Do not rebind the names athena_user_logger or athena_shared_logger. Doing so makes the logging objects unable to write to CloudWatch for the remainder of the session.

Example: logging notebook events to CloudWatch

The following procedure shows how to log Athena notebook events to Amazon CloudWatch Logs.

To log Athena notebook events to Amazon CloudWatch Logs
  1. Follow Getting started with Apache Spark on Amazon Athena to create a Spark enabled workgroup in Athena with a unique name. This tutorial uses the workgroup name athena-spark-example.

  2. Follow the steps in Creating your own notebook to create a notebook and launch a new session.

  3. In the Athena notebook editor, in a new notebook cell, enter the following command:

    athena_user_logger.info("Hello world.")
  4. Run the cell.

  5. Retrieve the current session ID by doing one of the following:

    • View the cell output (for example, ... session=72c24e73-2c24-8b22-14bd-443bdcd72de4).

    • In a new cell, run the magic command %session_id.

  6. Save the session ID.

  7. With the same Amazon Web Services account that you are using to run the notebook session, open the CloudWatch console at https://console.amazonaws.cn/cloudwatch/.

  8. In the CloudWatch console navigation pane, choose Log groups.

  9. In the list of log groups, choose the log group that has the name of your Spark-enabled Athena workgroup, as in the following example.


    The Log streams section contains a list of one or more log stream links for the workgroup. Each log stream name contains the session ID, executor ID, and unique UUID separated by forward slash characters.

    For example, if the session ID is 5ac22d11-9fd8-ded7-6542-0412133d3177 and the executor ID is f8c22d11-9fd8-ab13-8aba-c4100bfba7e2, the name of the log stream resembles the following example.

  10. Choose the log stream link for your session.

  11. On the Log events page, view the Message column.

    The log event for the cell that you ran resembles the following:

    AthenaForApacheSpark: 2022-01-01 12:00:00,000 INFO builtins: Hello world.
  12. Return to the Athena notebook editor.

  13. In a new cell, enter the following code. The code logs a variable to CloudWatch:

    x = 6 athena_user_logger.warn(x)
  14. Run the cell.

  15. Return to the CloudWatch console Log events page for the same log stream.

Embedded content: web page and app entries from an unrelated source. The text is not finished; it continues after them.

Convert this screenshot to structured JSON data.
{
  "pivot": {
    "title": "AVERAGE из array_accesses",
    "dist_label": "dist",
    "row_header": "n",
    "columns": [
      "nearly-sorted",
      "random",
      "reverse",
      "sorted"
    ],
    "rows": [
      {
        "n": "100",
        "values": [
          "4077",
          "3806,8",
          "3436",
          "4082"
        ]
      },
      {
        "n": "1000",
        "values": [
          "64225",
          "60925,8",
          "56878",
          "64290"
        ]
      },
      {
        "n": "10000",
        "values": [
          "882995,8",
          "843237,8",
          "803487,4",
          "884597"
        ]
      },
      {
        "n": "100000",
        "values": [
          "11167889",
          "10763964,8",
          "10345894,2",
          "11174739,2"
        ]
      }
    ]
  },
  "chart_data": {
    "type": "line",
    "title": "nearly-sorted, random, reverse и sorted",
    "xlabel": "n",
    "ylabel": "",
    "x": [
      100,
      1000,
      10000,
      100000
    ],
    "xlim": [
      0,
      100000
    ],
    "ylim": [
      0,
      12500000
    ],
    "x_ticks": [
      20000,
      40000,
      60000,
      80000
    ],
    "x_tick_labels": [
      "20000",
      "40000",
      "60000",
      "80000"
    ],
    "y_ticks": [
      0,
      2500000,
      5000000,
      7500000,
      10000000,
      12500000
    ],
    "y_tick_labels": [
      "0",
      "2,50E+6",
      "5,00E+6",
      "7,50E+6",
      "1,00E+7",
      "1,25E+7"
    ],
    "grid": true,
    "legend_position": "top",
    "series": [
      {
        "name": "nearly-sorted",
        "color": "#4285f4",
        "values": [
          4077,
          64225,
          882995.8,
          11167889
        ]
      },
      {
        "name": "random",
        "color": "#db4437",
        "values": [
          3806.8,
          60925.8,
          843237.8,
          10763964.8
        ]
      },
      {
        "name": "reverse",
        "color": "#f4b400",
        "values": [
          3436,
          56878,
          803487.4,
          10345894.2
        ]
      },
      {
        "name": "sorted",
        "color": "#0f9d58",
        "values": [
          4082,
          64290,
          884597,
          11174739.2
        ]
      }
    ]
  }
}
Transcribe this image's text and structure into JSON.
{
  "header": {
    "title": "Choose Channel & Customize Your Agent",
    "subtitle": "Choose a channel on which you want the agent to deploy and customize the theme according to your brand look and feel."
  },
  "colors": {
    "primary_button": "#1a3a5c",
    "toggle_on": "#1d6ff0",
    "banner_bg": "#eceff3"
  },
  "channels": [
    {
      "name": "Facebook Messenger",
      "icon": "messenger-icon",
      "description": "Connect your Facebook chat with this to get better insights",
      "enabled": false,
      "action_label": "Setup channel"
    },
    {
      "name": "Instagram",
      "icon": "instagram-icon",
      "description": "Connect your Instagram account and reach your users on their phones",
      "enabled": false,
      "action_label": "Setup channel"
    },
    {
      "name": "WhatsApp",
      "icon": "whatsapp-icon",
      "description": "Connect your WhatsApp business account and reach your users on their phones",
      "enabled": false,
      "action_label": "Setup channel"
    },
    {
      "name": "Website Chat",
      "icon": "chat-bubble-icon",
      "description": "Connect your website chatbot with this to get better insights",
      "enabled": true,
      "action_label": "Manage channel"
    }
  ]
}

  16. The log stream now contains a log event entry with a message like the following:

    AthenaForApacheSpark: 2022-01-01 12:00:00,000 WARN builtins: 6